The Former Yugoslav Republic of Macedonia (FYROM) is ready to add a geographical qualifier to its name to help resolve a dispute with Greece that has held up its prospects of joining the European Union and NATO, Prime Minister Zoran Zaev said on Tuesday.
FYROM joined the United Nations in 1993 with the provisional name FYROM because Greece objected to the one-word name saying it implied a territorial claim to a Greek province of the same name.
"I would like the negotiations [with Greece] to succeed… We are ready for a geographical qualifier in the name," he told reporters in the capital Skopje on Tuesday.
He had pledged a speedy solution to the dispute last month during the World Economic Forum in Davos.
Most countries refer to the country that declared independence in 1991 from the former Yugoslavia as Macedonia.
Diplomats say "Northern Macedonia," "New Macedonia" or "Upper Macedonia" could be now acceptable to both sides.
Zaev also said his government has renamed the main airport and a key highway, which had both been named after Alexander the Great. That riled Athens as Macedonia was also the name of an ancient Greek kingdom ruled by Alexander.
Zaev said the airport will be renamed "International Airport Skopje" and the highway will be called Friendship.
"With today’s decision… we are confirming our step towards building friendship and confidence with Greece," he told reporters in the capital Skopje.

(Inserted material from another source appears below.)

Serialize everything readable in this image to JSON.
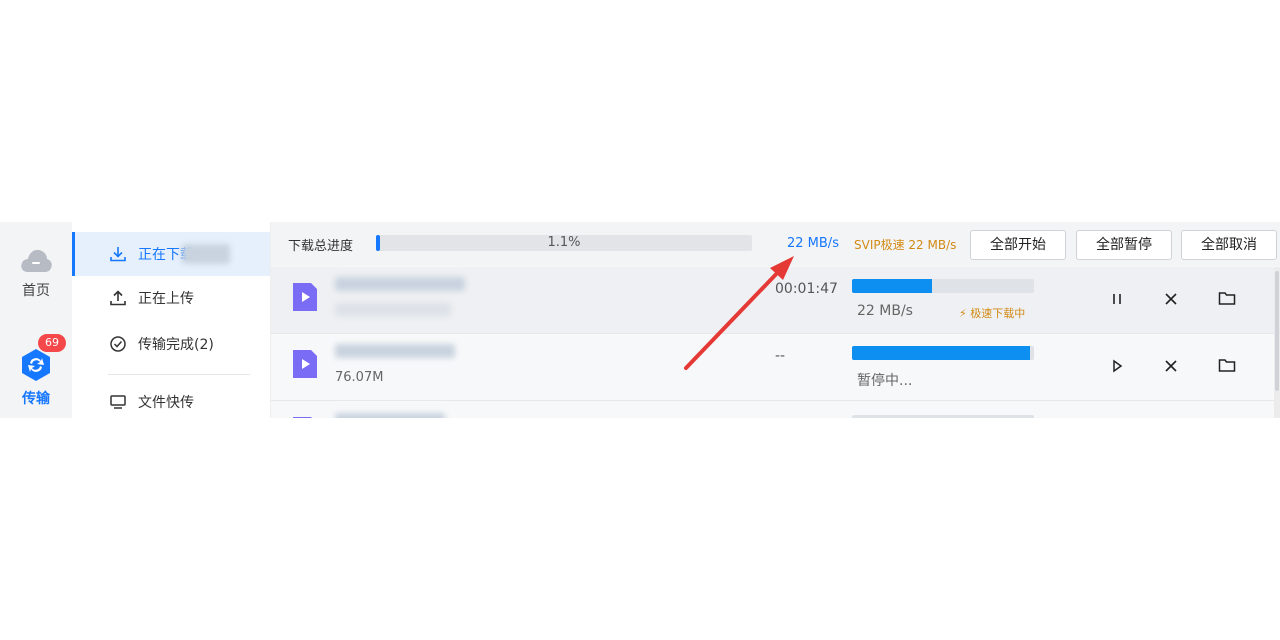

On Sunday, hundreds of thousands of people demonstrated in northern Greece against any solution that would include the term "Macedonia." [Reuters]